→ **What you will do**: For the records below, tally every line that has the word "Measuring" and reply with the number alone.

(Items from an interface collection)
####################
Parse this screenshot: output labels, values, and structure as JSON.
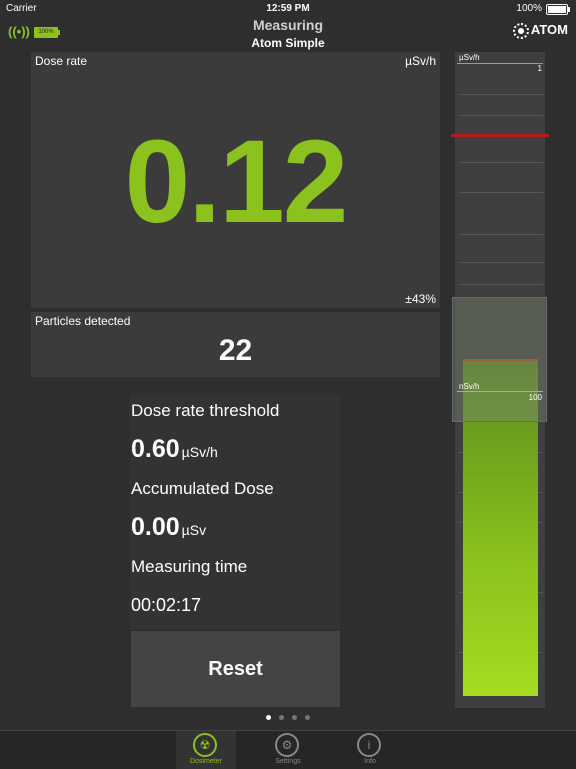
{
  "status_bar": {
    "carrier": "Carrier",
    "time": "12:59 PM",
    "battery": "100%"
  },
  "nav": {
    "title": "Measuring",
    "subtitle": "Atom Simple",
    "device_battery": "100%",
    "logo_text": "ATOM"
  },
  "dose": {
    "label": "Dose rate",
    "unit": "µSv/h",
    "value": "0.12",
    "error": "±43%",
    "color": "#8cc21d"
  },
  "particles": {
    "label": "Particles detected",
    "value": "22"
  },
  "info": {
    "threshold_label": "Dose rate threshold",
    "threshold_value": "0.60",
    "threshold_unit": "µSv/h",
    "accumulated_label": "Accumulated Dose",
    "accumulated_value": "0.00",
    "accumulated_unit": "µSv",
    "time_label": "Measuring time",
    "time_value": "00:02:17"
  },
  "reset_label": "Reset",
  "gauge": {
    "top_unit": "µSv/h",
    "top_value": "1",
    "mid_unit": "nSv/h",
    "mid_value": "100",
    "threshold_color": "#b01c1c"
  },
  "tabs": [
    {
      "label": "Dosimeter",
      "icon": "radiation-icon",
      "active": true
    },
    {
      "label": "Settings",
      "icon": "gear-icon",
      "active": false
    },
    {
      "label": "Info",
      "icon": "info-icon",
      "active": false
    }
  ],
  "pages": {
    "count": 4,
    "current": 1
  }
}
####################
→ **Solution to this problem**: 2